Ask Leo: Erasing My Hard Drive Before I Give It Away


By Leo Notenboom

I would like to clear off/erase all the programs on my hard drive and clean it up so that it’s available for donation. What’s the best/simplest way to do this?

To begin with, good on you, not only for your donation but for thinking to do this. All too frequently we hear of computers donated by banks, hospitals, or other institutions turning up with all sorts of private information that should have been erased first.

The best way? Well … how paranoid are you?

Conventional wisdom is that reformatting your disk is the right thing to do. And I agree with that, if done properly.

What do I mean by “properly”?

Windows (all versions), and even MS-DOS before it, has the option to perform what’s called a “quick format”. In reality, a quick format does very little except create an empty root directory on the hard disk and possibly add a label. The rest of the disk is actually assumed to be properly formatted already and left alone. That’s why it’s quick.

And that’s why it’s insecure. Since the rest of the disk is left untouched, any data that may already have been there will remain. Many commonly available disk recovery tools will be able to recover data from a “quick” formatted disk.

“Well … how paranoid are you?”So the basic and common answer is to reformat the disk, making sure to specify unconditional format. Depending on the version of Windows
or MS-DOS you have, that’s typically a FORMAT /U at the command line, or making sure that Perform a Quick Format is not checked when using disk management tools.

And that’s my general recommendation.

But… here’s where paranoia sets in.

[This post is excerpted with Leo’s permission from his Ask Leo blog.]

Leo Notenboom has been involved in the tech industry for nearly 30 years. After retiring from an 18 year career as a Microsoft Software Engineer Leo went on to create Ask Leo!, a free web site where he answers real questions from ordinary computer users.

FaceBook URL: Leo’s Facebook

Twitter URL:

 858 total views,  1 views today

(Visited 1 times, 1 visits today)

5 thoughts on “Ask Leo: Erasing My Hard Drive Before I Give It Away”

  1. Strictly speaking, formatting a disk does not “erase” the data on it. In principle, it is possible to retrieve that data and because one has no idea whom the charity is going to be giving or selling the computer to or its final destination, formatting might not be sufficient. The only sure way to “erase” the data is to overwrite the disk. There are a number of programs that do this.
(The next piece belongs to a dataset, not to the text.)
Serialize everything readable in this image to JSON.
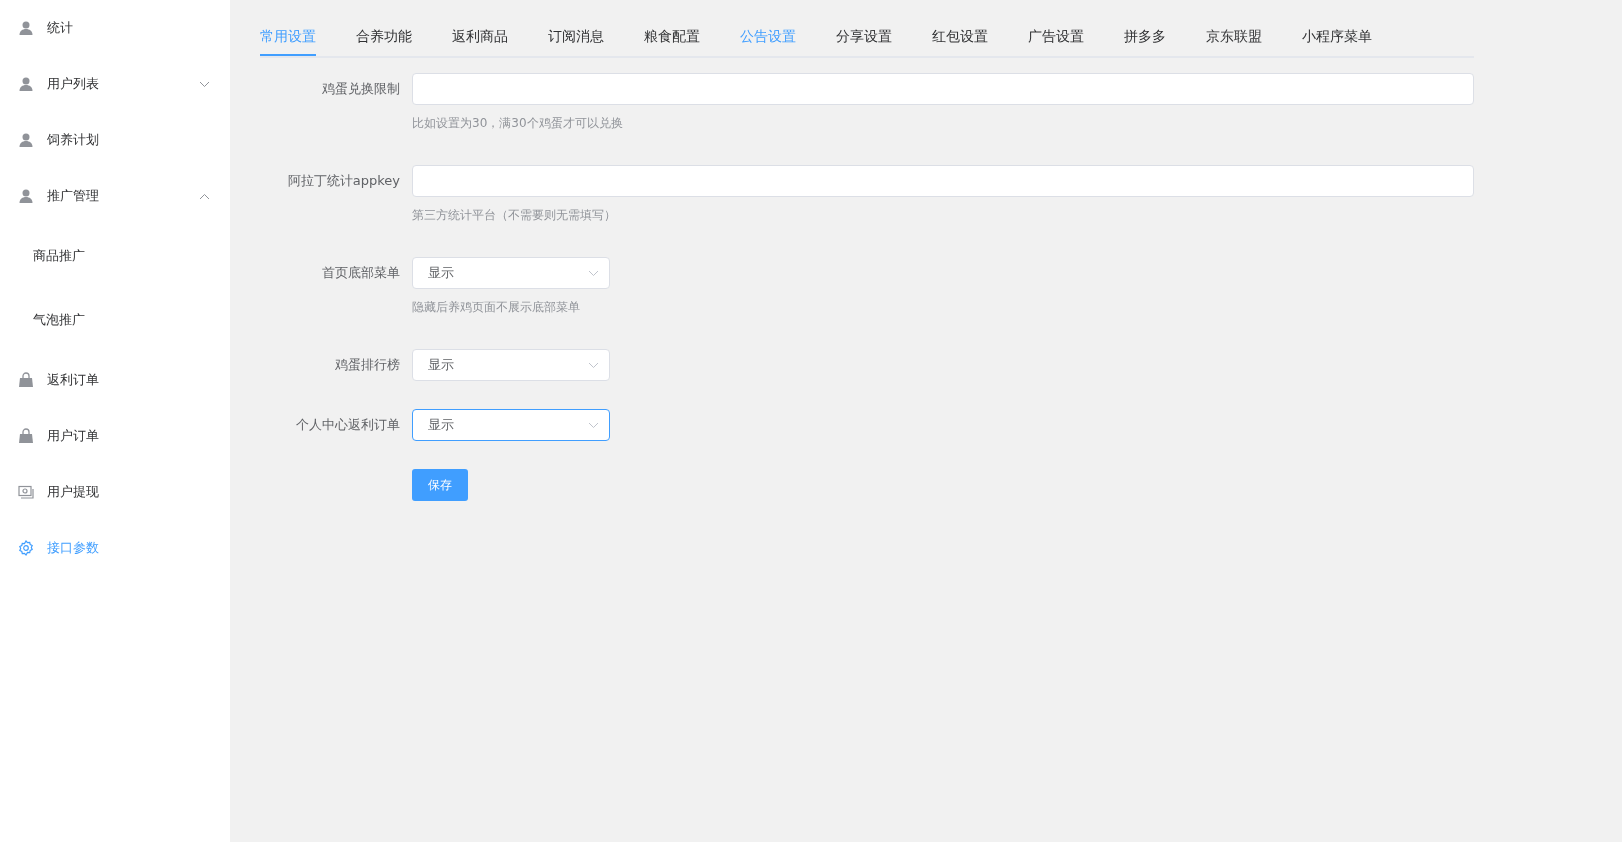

Usually they overwrite the disk with X’s.

  2. “Good on you” is perfectly good English. Style of speech depends upon many factors. Our country is very broad.
    As for, “One day, English will be the dominate language on Earth. You wouldn’t want to look like a moron.”, check your English, moron. Change dominate to dominant.
    Here’s a point I think is very important. Leo is a tech geek. Actually, he’s my favorite tech geek, but that’s beside the point. What matters is that I would never think to ask him questions concerning the finer points of English language and usage. As much as I value and respect his knowledge and skill as an IT man, I’m sure there are better sources for language arts.
    Never use a wrench as a hammer.
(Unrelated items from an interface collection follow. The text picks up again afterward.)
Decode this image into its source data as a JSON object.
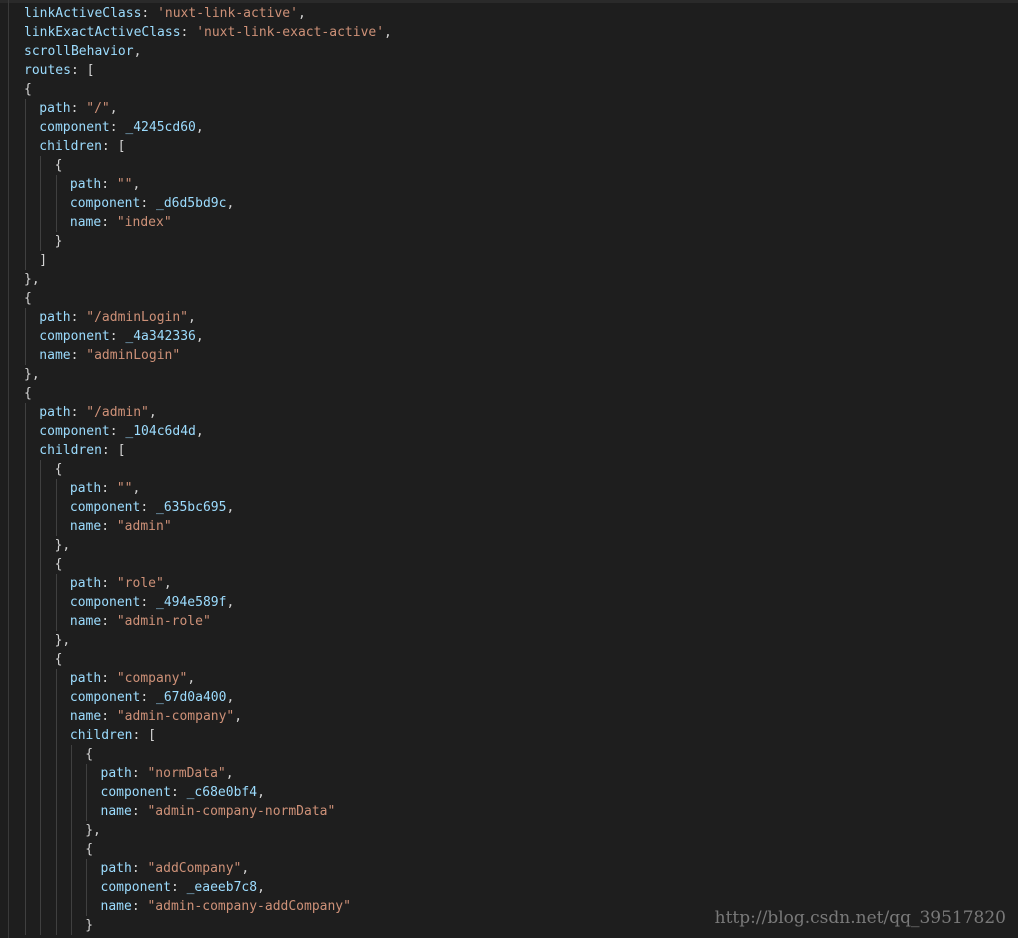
{
  "editor": {
    "lines": [
      {
        "indent": 0,
        "tokens": [
          {
            "t": "linkActiveClass",
            "c": "k"
          },
          {
            "t": ": ",
            "c": "p"
          },
          {
            "t": "'nuxt-link-active'",
            "c": "s"
          },
          {
            "t": ",",
            "c": "p"
          }
        ]
      },
      {
        "indent": 0,
        "tokens": [
          {
            "t": "linkExactActiveClass",
            "c": "k"
          },
          {
            "t": ": ",
            "c": "p"
          },
          {
            "t": "'nuxt-link-exact-active'",
            "c": "s"
          },
          {
            "t": ",",
            "c": "p"
          }
        ]
      },
      {
        "indent": 0,
        "tokens": [
          {
            "t": "scrollBehavior",
            "c": "k"
          },
          {
            "t": ",",
            "c": "p"
          }
        ]
      },
      {
        "indent": 0,
        "tokens": [
          {
            "t": "routes",
            "c": "k"
          },
          {
            "t": ": [",
            "c": "p"
          }
        ]
      },
      {
        "indent": 0,
        "tokens": [
          {
            "t": "{",
            "c": "p"
          }
        ]
      },
      {
        "indent": 1,
        "tokens": [
          {
            "t": "path",
            "c": "k"
          },
          {
            "t": ": ",
            "c": "p"
          },
          {
            "t": "\"/\"",
            "c": "s"
          },
          {
            "t": ",",
            "c": "p"
          }
        ]
      },
      {
        "indent": 1,
        "tokens": [
          {
            "t": "component",
            "c": "k"
          },
          {
            "t": ": ",
            "c": "p"
          },
          {
            "t": "_4245cd60",
            "c": "k"
          },
          {
            "t": ",",
            "c": "p"
          }
        ]
      },
      {
        "indent": 1,
        "tokens": [
          {
            "t": "children",
            "c": "k"
          },
          {
            "t": ": [",
            "c": "p"
          }
        ]
      },
      {
        "indent": 2,
        "tokens": [
          {
            "t": "{",
            "c": "p"
          }
        ]
      },
      {
        "indent": 3,
        "tokens": [
          {
            "t": "path",
            "c": "k"
          },
          {
            "t": ": ",
            "c": "p"
          },
          {
            "t": "\"\"",
            "c": "s"
          },
          {
            "t": ",",
            "c": "p"
          }
        ]
      },
      {
        "indent": 3,
        "tokens": [
          {
            "t": "component",
            "c": "k"
          },
          {
            "t": ": ",
            "c": "p"
          },
          {
            "t": "_d6d5bd9c",
            "c": "k"
          },
          {
            "t": ",",
            "c": "p"
          }
        ]
      },
      {
        "indent": 3,
        "tokens": [
          {
            "t": "name",
            "c": "k"
          },
          {
            "t": ": ",
            "c": "p"
          },
          {
            "t": "\"index\"",
            "c": "s"
          }
        ]
      },
      {
        "indent": 2,
        "tokens": [
          {
            "t": "}",
            "c": "p"
          }
        ]
      },
      {
        "indent": 1,
        "tokens": [
          {
            "t": "]",
            "c": "p"
          }
        ]
      },
      {
        "indent": 0,
        "tokens": [
          {
            "t": "},",
            "c": "p"
          }
        ]
      },
      {
        "indent": 0,
        "tokens": [
          {
            "t": "{",
            "c": "p"
          }
        ]
      },
      {
        "indent": 1,
        "tokens": [
          {
            "t": "path",
            "c": "k"
          },
          {
            "t": ": ",
            "c": "p"
          },
          {
            "t": "\"/adminLogin\"",
            "c": "s"
          },
          {
            "t": ",",
            "c": "p"
          }
        ]
      },
      {
        "indent": 1,
        "tokens": [
          {
            "t": "component",
            "c": "k"
          },
          {
            "t": ": ",
            "c": "p"
          },
          {
            "t": "_4a342336",
            "c": "k"
          },
          {
            "t": ",",
            "c": "p"
          }
        ]
      },
      {
        "indent": 1,
        "tokens": [
          {
            "t": "name",
            "c": "k"
          },
          {
            "t": ": ",
            "c": "p"
          },
          {
            "t": "\"adminLogin\"",
            "c": "s"
          }
        ]
      },
      {
        "indent": 0,
        "tokens": [
          {
            "t": "},",
            "c": "p"
          }
        ]
      },
      {
        "indent": 0,
        "tokens": [
          {
            "t": "{",
            "c": "p"
          }
        ]
      },
      {
        "indent": 1,
        "tokens": [
          {
            "t": "path",
            "c": "k"
          },
          {
            "t": ": ",
            "c": "p"
          },
          {
            "t": "\"/admin\"",
            "c": "s"
          },
          {
            "t": ",",
            "c": "p"
          }
        ]
      },
      {
        "indent": 1,
        "tokens": [
          {
            "t": "component",
            "c": "k"
          },
          {
            "t": ": ",
            "c": "p"
          },
          {
            "t": "_104c6d4d",
            "c": "k"
          },
          {
            "t": ",",
            "c": "p"
          }
        ]
      },
      {
        "indent": 1,
        "tokens": [
          {
            "t": "children",
            "c": "k"
          },
          {
            "t": ": [",
            "c": "p"
          }
        ]
      },
      {
        "indent": 2,
        "tokens": [
          {
            "t": "{",
            "c": "p"
          }
        ]
      },
      {
        "indent": 3,
        "tokens": [
          {
            "t": "path",
            "c": "k"
          },
          {
            "t": ": ",
            "c": "p"
          },
          {
            "t": "\"\"",
            "c": "s"
          },
          {
            "t": ",",
            "c": "p"
          }
        ]
      },
      {
        "indent": 3,
        "tokens": [
          {
            "t": "component",
            "c": "k"
          },
          {
            "t": ": ",
            "c": "p"
          },
          {
            "t": "_635bc695",
            "c": "k"
          },
          {
            "t": ",",
            "c": "p"
          }
        ]
      },
      {
        "indent": 3,
        "tokens": [
          {
            "t": "name",
            "c": "k"
          },
          {
            "t": ": ",
            "c": "p"
          },
          {
            "t": "\"admin\"",
            "c": "s"
          }
        ]
      },
      {
        "indent": 2,
        "tokens": [
          {
            "t": "},",
            "c": "p"
          }
        ]
      },
      {
        "indent": 2,
        "tokens": [
          {
            "t": "{",
            "c": "p"
          }
        ]
      },
      {
        "indent": 3,
        "tokens": [
          {
            "t": "path",
            "c": "k"
          },
          {
            "t": ": ",
            "c": "p"
          },
          {
            "t": "\"role\"",
            "c": "s"
          },
          {
            "t": ",",
            "c": "p"
          }
        ]
      },
      {
        "indent": 3,
        "tokens": [
          {
            "t": "component",
            "c": "k"
          },
          {
            "t": ": ",
            "c": "p"
          },
          {
            "t": "_494e589f",
            "c": "k"
          },
          {
            "t": ",",
            "c": "p"
          }
        ]
      },
      {
        "indent": 3,
        "tokens": [
          {
            "t": "name",
            "c": "k"
          },
          {
            "t": ": ",
            "c": "p"
          },
          {
            "t": "\"admin-role\"",
            "c": "s"
          }
        ]
      },
      {
        "indent": 2,
        "tokens": [
          {
            "t": "},",
            "c": "p"
          }
        ]
      },
      {
        "indent": 2,
        "tokens": [
          {
            "t": "{",
            "c": "p"
          }
        ]
      },
      {
        "indent": 3,
        "tokens": [
          {
            "t": "path",
            "c": "k"
          },
          {
            "t": ": ",
            "c": "p"
          },
          {
            "t": "\"company\"",
            "c": "s"
          },
          {
            "t": ",",
            "c": "p"
          }
        ]
      },
      {
        "indent": 3,
        "tokens": [
          {
            "t": "component",
            "c": "k"
          },
          {
            "t": ": ",
            "c": "p"
          },
          {
            "t": "_67d0a400",
            "c": "k"
          },
          {
            "t": ",",
            "c": "p"
          }
        ]
      },
      {
        "indent": 3,
        "tokens": [
          {
            "t": "name",
            "c": "k"
          },
          {
            "t": ": ",
            "c": "p"
          },
          {
            "t": "\"admin-company\"",
            "c": "s"
          },
          {
            "t": ",",
            "c": "p"
          }
        ]
      },
      {
        "indent": 3,
        "tokens": [
          {
            "t": "children",
            "c": "k"
          },
          {
            "t": ": [",
            "c": "p"
          }
        ]
      },
      {
        "indent": 4,
        "tokens": [
          {
            "t": "{",
            "c": "p"
          }
        ]
      },
      {
        "indent": 5,
        "tokens": [
          {
            "t": "path",
            "c": "k"
          },
          {
            "t": ": ",
            "c": "p"
          },
          {
            "t": "\"normData\"",
            "c": "s"
          },
          {
            "t": ",",
            "c": "p"
          }
        ]
      },
      {
        "indent": 5,
        "tokens": [
          {
            "t": "component",
            "c": "k"
          },
          {
            "t": ": ",
            "c": "p"
          },
          {
            "t": "_c68e0bf4",
            "c": "k"
          },
          {
            "t": ",",
            "c": "p"
          }
        ]
      },
      {
        "indent": 5,
        "tokens": [
          {
            "t": "name",
            "c": "k"
          },
          {
            "t": ": ",
            "c": "p"
          },
          {
            "t": "\"admin-company-normData\"",
            "c": "s"
          }
        ]
      },
      {
        "indent": 4,
        "tokens": [
          {
            "t": "},",
            "c": "p"
          }
        ]
      },
      {
        "indent": 4,
        "tokens": [
          {
            "t": "{",
            "c": "p"
          }
        ]
      },
      {
        "indent": 5,
        "tokens": [
          {
            "t": "path",
            "c": "k"
          },
          {
            "t": ": ",
            "c": "p"
          },
          {
            "t": "\"addCompany\"",
            "c": "s"
          },
          {
            "t": ",",
            "c": "p"
          }
        ]
      },
      {
        "indent": 5,
        "tokens": [
          {
            "t": "component",
            "c": "k"
          },
          {
            "t": ": ",
            "c": "p"
          },
          {
            "t": "_eaeeb7c8",
            "c": "k"
          },
          {
            "t": ",",
            "c": "p"
          }
        ]
      },
      {
        "indent": 5,
        "tokens": [
          {
            "t": "name",
            "c": "k"
          },
          {
            "t": ": ",
            "c": "p"
          },
          {
            "t": "\"admin-company-addCompany\"",
            "c": "s"
          }
        ]
      },
      {
        "indent": 4,
        "tokens": [
          {
            "t": "}",
            "c": "p"
          }
        ]
      }
    ]
  },
  "watermark": {
    "text": "http://blog.csdn.net/qq_39517820"
  },
  "colors": {
    "background": "#1e1e1e",
    "property": "#9cdcfe",
    "string": "#ce9178",
    "punctuation": "#d4d4d4",
    "indent_guide": "#404040"
  }
}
  3. Ahh, there is hope for the English language after all! I navigated here to post the same comment as Jim. Thanks to Jim and Shawn for beating me to it.
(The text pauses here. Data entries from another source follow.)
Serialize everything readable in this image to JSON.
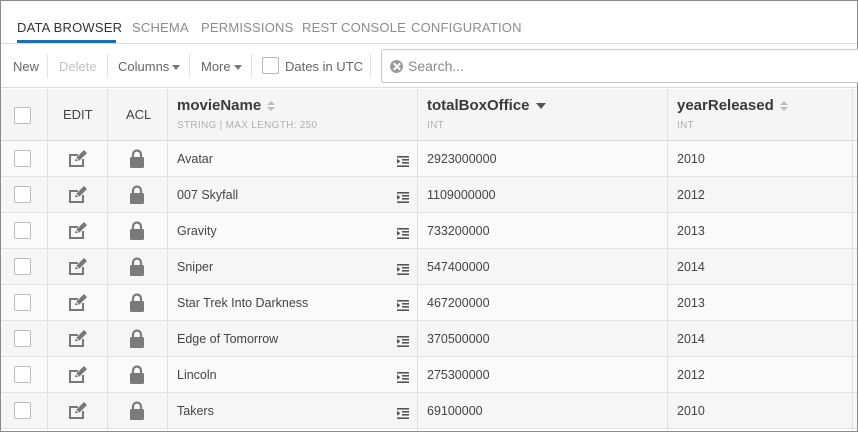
{
  "tabs": [
    {
      "label": "DATA BROWSER",
      "active": true
    },
    {
      "label": "SCHEMA",
      "active": false
    },
    {
      "label": "PERMISSIONS",
      "active": false
    },
    {
      "label": "REST CONSOLE",
      "active": false
    },
    {
      "label": "CONFIGURATION",
      "active": false
    }
  ],
  "toolbar": {
    "new_label": "New",
    "delete_label": "Delete",
    "columns_label": "Columns",
    "more_label": "More",
    "utc_label": "Dates in UTC",
    "utc_checked": false
  },
  "search": {
    "placeholder": "Search...",
    "value": ""
  },
  "grid": {
    "edit_header": "EDIT",
    "acl_header": "ACL",
    "columns": [
      {
        "name": "movieName",
        "type": "STRING | MAX LENGTH: 250",
        "sort": "none"
      },
      {
        "name": "totalBoxOffice",
        "type": "INT",
        "sort": "desc"
      },
      {
        "name": "yearReleased",
        "type": "INT",
        "sort": "none"
      }
    ],
    "rows": [
      {
        "movieName": "Avatar",
        "totalBoxOffice": "2923000000",
        "yearReleased": "2010"
      },
      {
        "movieName": "007 Skyfall",
        "totalBoxOffice": "1109000000",
        "yearReleased": "2012"
      },
      {
        "movieName": "Gravity",
        "totalBoxOffice": "733200000",
        "yearReleased": "2013"
      },
      {
        "movieName": "Sniper",
        "totalBoxOffice": "547400000",
        "yearReleased": "2014"
      },
      {
        "movieName": "Star Trek Into Darkness",
        "totalBoxOffice": "467200000",
        "yearReleased": "2013"
      },
      {
        "movieName": "Edge of Tomorrow",
        "totalBoxOffice": "370500000",
        "yearReleased": "2014"
      },
      {
        "movieName": "Lincoln",
        "totalBoxOffice": "275300000",
        "yearReleased": "2012"
      },
      {
        "movieName": "Takers",
        "totalBoxOffice": "69100000",
        "yearReleased": "2010"
      }
    ]
  },
  "icons": {
    "edit": "edit-icon",
    "lock": "lock-icon",
    "expand": "expand-text-icon",
    "search_clear": "clear-search-icon"
  },
  "colors": {
    "accent": "#1f6fb5",
    "header_bg": "#f5f5f5"
  }
}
    Now, we have to work on the phrase, “good on you”. This is rarely used in American English. The far more common phrase would be “good for you”.

  4. I was going to say the same thing, but Jim beat me to it. One day, English will be the dominate language on Earth. You wouldn’t want to look like a moron.

  5. Leo,

    “Giveaway” is a noun. “Give away” — a verb and an adverb — are what you need here. Sorry, just trying to hold on to the last shreds of the English language.


Leave a Comment

Your email address will not be published.

This site uses Akismet to reduce spam. Learn how your comment data is processed.